Copy the listing as it is written, and leave each picture out.

[Exercise material]:
········
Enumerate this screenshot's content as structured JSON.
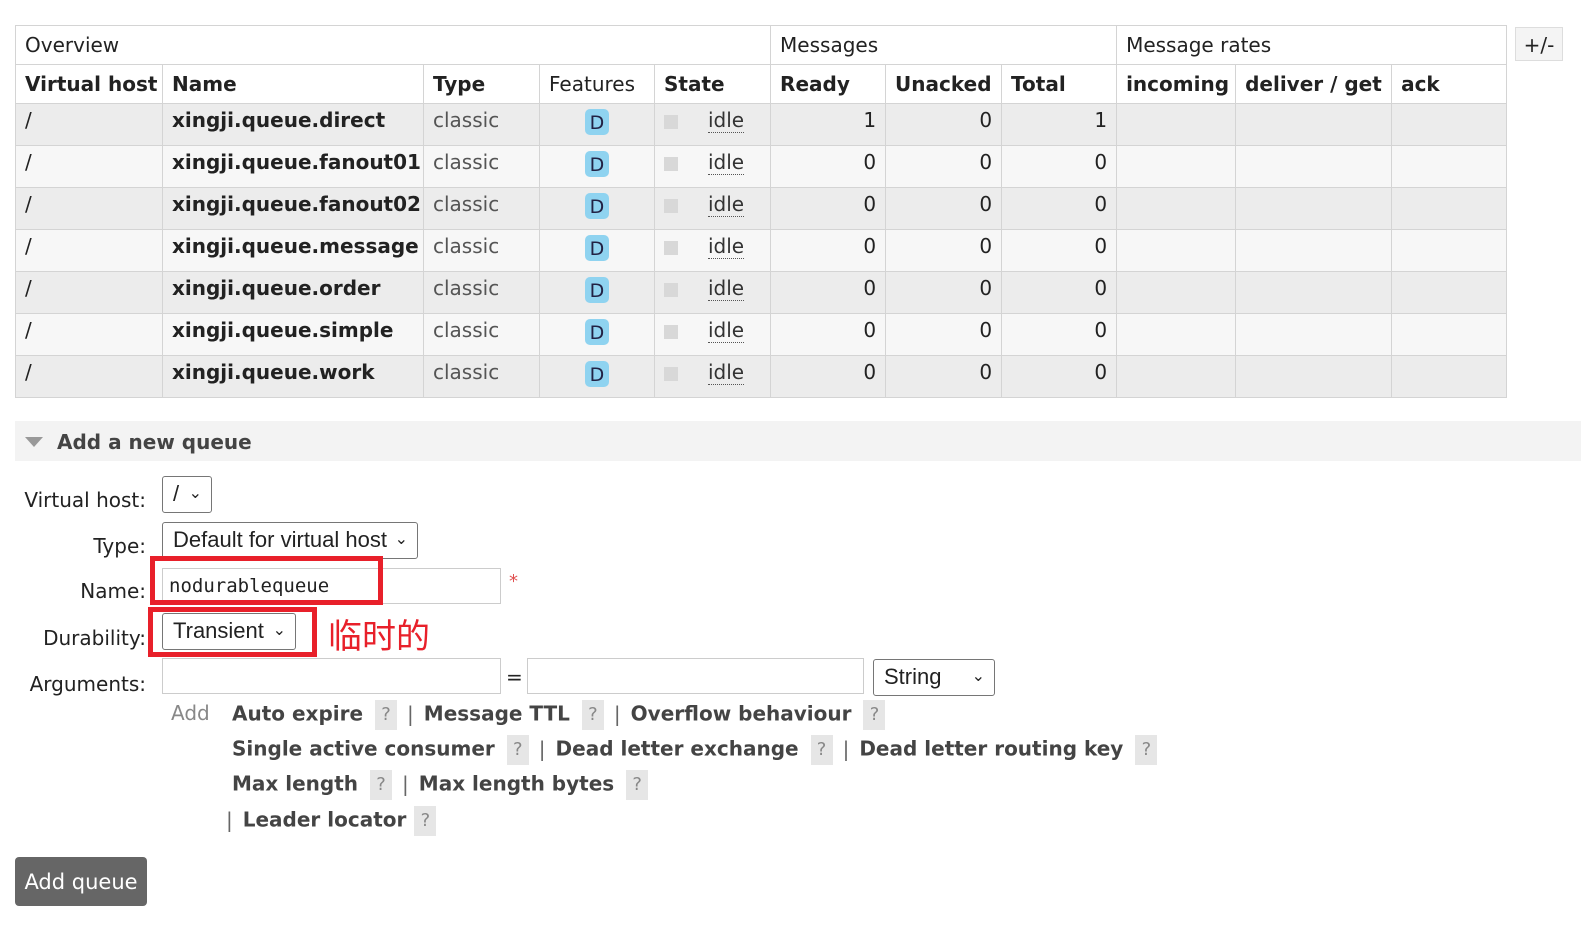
{
  "table": {
    "groups": {
      "overview": "Overview",
      "messages": "Messages",
      "rates": "Message rates"
    },
    "columns": {
      "vhost": "Virtual host",
      "name": "Name",
      "type": "Type",
      "features": "Features",
      "state": "State",
      "ready": "Ready",
      "unacked": "Unacked",
      "total": "Total",
      "incoming": "incoming",
      "deliver": "deliver / get",
      "ack": "ack"
    },
    "toggle": "+/-",
    "rows": [
      {
        "vhost": "/",
        "name": "xingji.queue.direct",
        "type": "classic",
        "feature": "D",
        "state": "idle",
        "ready": "1",
        "unacked": "0",
        "total": "1"
      },
      {
        "vhost": "/",
        "name": "xingji.queue.fanout01",
        "type": "classic",
        "feature": "D",
        "state": "idle",
        "ready": "0",
        "unacked": "0",
        "total": "0"
      },
      {
        "vhost": "/",
        "name": "xingji.queue.fanout02",
        "type": "classic",
        "feature": "D",
        "state": "idle",
        "ready": "0",
        "unacked": "0",
        "total": "0"
      },
      {
        "vhost": "/",
        "name": "xingji.queue.message",
        "type": "classic",
        "feature": "D",
        "state": "idle",
        "ready": "0",
        "unacked": "0",
        "total": "0"
      },
      {
        "vhost": "/",
        "name": "xingji.queue.order",
        "type": "classic",
        "feature": "D",
        "state": "idle",
        "ready": "0",
        "unacked": "0",
        "total": "0"
      },
      {
        "vhost": "/",
        "name": "xingji.queue.simple",
        "type": "classic",
        "feature": "D",
        "state": "idle",
        "ready": "0",
        "unacked": "0",
        "total": "0"
      },
      {
        "vhost": "/",
        "name": "xingji.queue.work",
        "type": "classic",
        "feature": "D",
        "state": "idle",
        "ready": "0",
        "unacked": "0",
        "total": "0"
      }
    ]
  },
  "add_queue": {
    "title": "Add a new queue",
    "labels": {
      "vhost": "Virtual host:",
      "type": "Type:",
      "name": "Name:",
      "durability": "Durability:",
      "arguments": "Arguments:"
    },
    "vhost_value": "/",
    "type_value": "Default for virtual host",
    "name_value": "nodurablequeue",
    "required_mark": "*",
    "durability_value": "Transient",
    "annotation": "临时的",
    "equals": "=",
    "arg_type_value": "String",
    "add_link": "Add",
    "hints": {
      "auto_expire": "Auto expire",
      "message_ttl": "Message TTL",
      "overflow": "Overflow behaviour",
      "single_active": "Single active consumer",
      "dlx": "Dead letter exchange",
      "dlrk": "Dead letter routing key",
      "max_length": "Max length",
      "max_length_bytes": "Max length bytes",
      "leader_locator": "Leader locator",
      "help": "?",
      "separator": "|"
    },
    "submit": "Add queue"
  },
  "colors": {
    "annotation_red": "#e8202a",
    "feature_badge": "#8fd3f0",
    "button_bg": "#666666"
  }
}
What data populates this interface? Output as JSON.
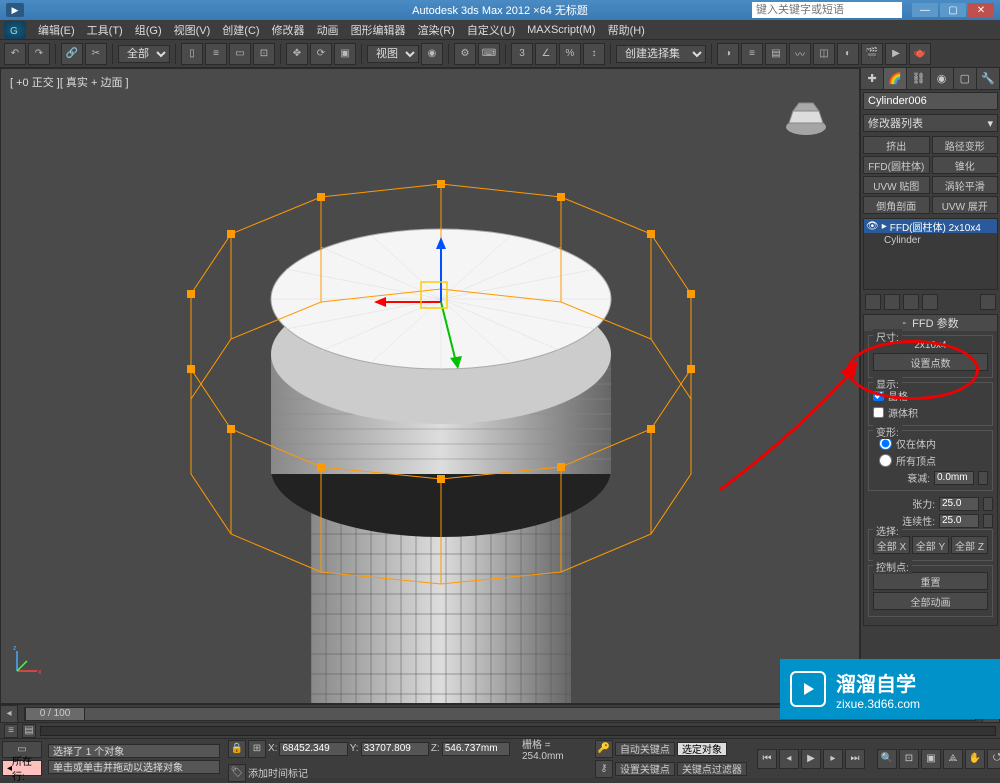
{
  "app": {
    "title": "Autodesk 3ds Max 2012 ×64   无标题",
    "search_placeholder": "键入关键字或短语"
  },
  "menu": [
    "编辑(E)",
    "工具(T)",
    "组(G)",
    "视图(V)",
    "创建(C)",
    "修改器",
    "动画",
    "图形编辑器",
    "渲染(R)",
    "自定义(U)",
    "MAXScript(M)",
    "帮助(H)"
  ],
  "toolbar": {
    "selection_filter": "全部",
    "view_label": "视图",
    "named_set": "创建选择集"
  },
  "viewport": {
    "label": "[ +0 正交 ][ 真实 + 边面 ]"
  },
  "cmdpanel": {
    "object_name": "Cylinder006",
    "modifier_list_label": "修改器列表",
    "mod_buttons": [
      "挤出",
      "路径变形",
      "FFD(圆柱体)",
      "锥化",
      "UVW 贴图",
      "涡轮平滑",
      "倒角剖面",
      "UVW 展开"
    ],
    "modstack": [
      {
        "icon": "⊕",
        "label": "FFD(圆柱体) 2x10x4",
        "sel": true
      },
      {
        "icon": "",
        "label": "Cylinder",
        "sel": false
      }
    ],
    "ffd": {
      "rollout_title": "FFD 参数",
      "dim_group": "尺寸:",
      "dimensions": "2x10x4",
      "set_points_btn": "设置点数",
      "display_group": "显示:",
      "lattice_chk": "晶格",
      "lattice_checked": true,
      "source_chk": "源体积",
      "source_checked": false,
      "deform_group": "变形:",
      "in_volume": "仅在体内",
      "all_verts": "所有顶点",
      "falloff_label": "衰减:",
      "falloff_value": "0.0mm",
      "tension_label": "张力:",
      "tension_value": "25.0",
      "continuity_label": "连续性:",
      "continuity_value": "25.0",
      "select_group": "选择:",
      "all_x": "全部 X",
      "all_y": "全部 Y",
      "all_z": "全部 Z",
      "ctrl_group": "控制点:",
      "reset": "重置",
      "animate_all": "全部动画"
    }
  },
  "timeline": {
    "frame": "0 / 100"
  },
  "status": {
    "tag": "所在行:",
    "prompt1": "选择了 1 个对象",
    "prompt2": "单击或单击并拖动以选择对象",
    "add_time_tag": "添加时间标记",
    "x": "68452.349",
    "y": "33707.809",
    "z": "546.737mm",
    "grid": "栅格 = 254.0mm",
    "autokey": "自动关键点",
    "selected": "选定对象",
    "setkey": "设置关键点",
    "keyfilter": "关键点过滤器"
  },
  "watermark": {
    "cn": "溜溜自学",
    "en": "zixue.3d66.com"
  }
}
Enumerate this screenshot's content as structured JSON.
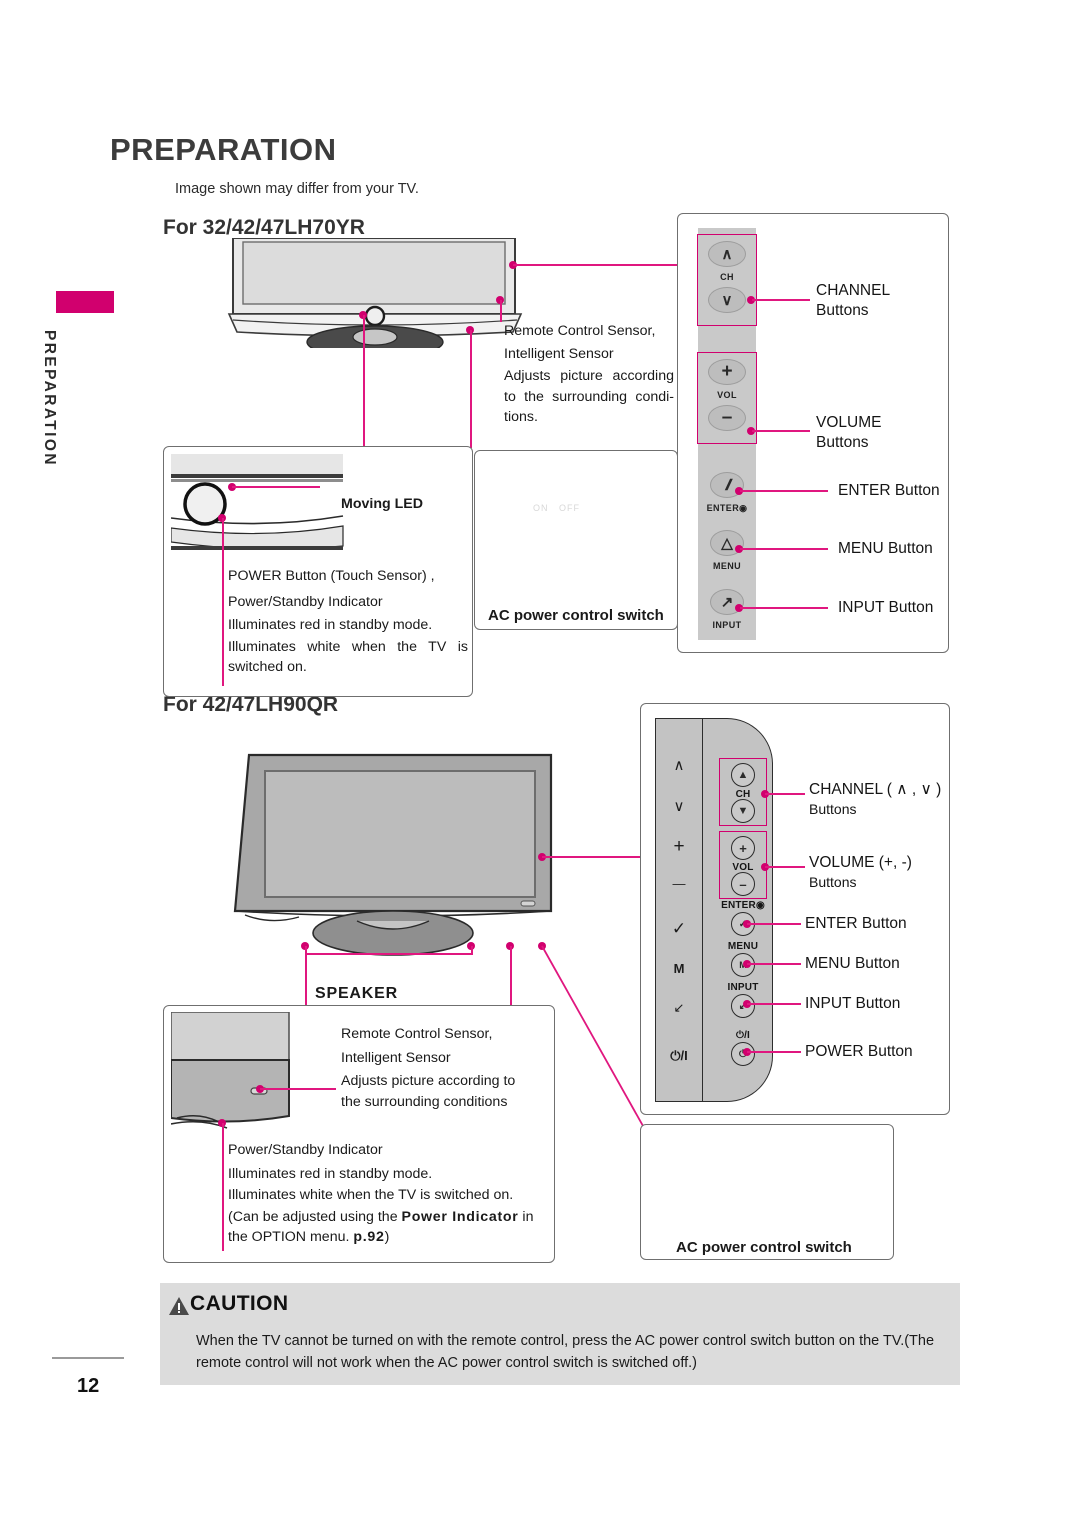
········
[Response]:
Enumerate this screenshot's content as structured JSON.
{
  "table": {
    "groups": {
      "overview": "Overview",
      "messages": "Messages",
      "rates": "Message rates"
    },
    "columns": {
      "vhost": "Virtual host",
      "name": "Name",
      "type": "Type",
      "features": "Features",
      "state": "State",
      "ready": "Ready",
      "unacked": "Unacked",
      "total": "Total",
      "incoming": "incoming",
      "deliver": "deliver / get",
      "ack": "ack"
    },
    "toggle": "+/-",
    "rows": [
      {
        "vhost": "/",
        "name": "xingji.queue.direct",
        "type": "classic",
        "feature": "D",
        "state": "idle",
        "ready": "1",
        "unacked": "0",
        "total": "1"
      },
      {
        "vhost": "/",
        "name": "xingji.queue.fanout01",
        "type": "classic",
        "feature": "D",
        "state": "idle",
        "ready": "0",
        "unacked": "0",
        "total": "0"
      },
      {
        "vhost": "/",
        "name": "xingji.queue.fanout02",
        "type": "classic",
        "feature": "D",
        "state": "idle",
        "ready": "0",
        "unacked": "0",
        "total": "0"
      },
      {
        "vhost": "/",
        "name": "xingji.queue.message",
        "type": "classic",
        "feature": "D",
        "state": "idle",
        "ready": "0",
        "unacked": "0",
        "total": "0"
      },
      {
        "vhost": "/",
        "name": "xingji.queue.order",
        "type": "classic",
        "feature": "D",
        "state": "idle",
        "ready": "0",
        "unacked": "0",
        "total": "0"
      },
      {
        "vhost": "/",
        "name": "xingji.queue.simple",
        "type": "classic",
        "feature": "D",
        "state": "idle",
        "ready": "0",
        "unacked": "0",
        "total": "0"
      },
      {
        "vhost": "/",
        "name": "xingji.queue.work",
        "type": "classic",
        "feature": "D",
        "state": "idle",
        "ready": "0",
        "unacked": "0",
        "total": "0"
      }
    ]
  },
  "add_queue": {
    "title": "Add a new queue",
    "labels": {
      "vhost": "Virtual host:",
      "type": "Type:",
      "name": "Name:",
      "durability": "Durability:",
      "arguments": "Arguments:"
    },
    "vhost_value": "/",
    "type_value": "Default for virtual host",
    "name_value": "nodurablequeue",
    "required_mark": "*",
    "durability_value": "Transient",
    "annotation": "临时的",
    "equals": "=",
    "arg_type_value": "String",
    "add_link": "Add",
    "hints": {
      "auto_expire": "Auto expire",
      "message_ttl": "Message TTL",
      "overflow": "Overflow behaviour",
      "single_active": "Single active consumer",
      "dlx": "Dead letter exchange",
      "dlrk": "Dead letter routing key",
      "max_length": "Max length",
      "max_length_bytes": "Max length bytes",
      "leader_locator": "Leader locator",
      "help": "?",
      "separator": "|"
    },
    "submit": "Add queue"
  },
  "colors": {
    "annotation_red": "#e8202a",
    "feature_badge": "#8fd3f0",
    "button_bg": "#666666"
  }
}
What data populates this interface? Output as JSON.
{
  "app": {
    "title": "Autodesk 3ds Max 2012 ×64   无标题",
    "search_placeholder": "键入关键字或短语"
  },
  "menu": [
    "编辑(E)",
    "工具(T)",
    "组(G)",
    "视图(V)",
    "创建(C)",
    "修改器",
    "动画",
    "图形编辑器",
    "渲染(R)",
    "自定义(U)",
    "MAXScript(M)",
    "帮助(H)"
  ],
  "toolbar": {
    "selection_filter": "全部",
    "view_label": "视图",
    "named_set": "创建选择集"
  },
  "viewport": {
    "label": "[ +0 正交 ][ 真实 + 边面 ]"
  },
  "cmdpanel": {
    "object_name": "Cylinder006",
    "modifier_list_label": "修改器列表",
    "mod_buttons": [
      "挤出",
      "路径变形",
      "FFD(圆柱体)",
      "锥化",
      "UVW 贴图",
      "涡轮平滑",
      "倒角剖面",
      "UVW 展开"
    ],
    "modstack": [
      {
        "icon": "⊕",
        "label": "FFD(圆柱体) 2x10x4",
        "sel": true
      },
      {
        "icon": "",
        "label": "Cylinder",
        "sel": false
      }
    ],
    "ffd": {
      "rollout_title": "FFD 参数",
      "dim_group": "尺寸:",
      "dimensions": "2x10x4",
      "set_points_btn": "设置点数",
      "display_group": "显示:",
      "lattice_chk": "晶格",
      "lattice_checked": true,
      "source_chk": "源体积",
      "source_checked": false,
      "deform_group": "变形:",
      "in_volume": "仅在体内",
      "all_verts": "所有顶点",
      "falloff_label": "衰减:",
      "falloff_value": "0.0mm",
      "tension_label": "张力:",
      "tension_value": "25.0",
      "continuity_label": "连续性:",
      "continuity_value": "25.0",
      "select_group": "选择:",
      "all_x": "全部 X",
      "all_y": "全部 Y",
      "all_z": "全部 Z",
      "ctrl_group": "控制点:",
      "reset": "重置",
      "animate_all": "全部动画"
    }
  },
  "timeline": {
    "frame": "0 / 100"
  },
  "status": {
    "tag": "所在行:",
    "prompt1": "选择了 1 个对象",
    "prompt2": "单击或单击并拖动以选择对象",
    "add_time_tag": "添加时间标记",
    "x": "68452.349",
    "y": "33707.809",
    "z": "546.737mm",
    "grid": "栅格 = 254.0mm",
    "autokey": "自动关键点",
    "selected": "选定对象",
    "setkey": "设置关键点",
    "keyfilter": "关键点过滤器"
  },
  "watermark": {
    "cn": "溜溜自学",
    "en": "zixue.3d66.com"
  }
}
Enumerate this screenshot's content as structured JSON.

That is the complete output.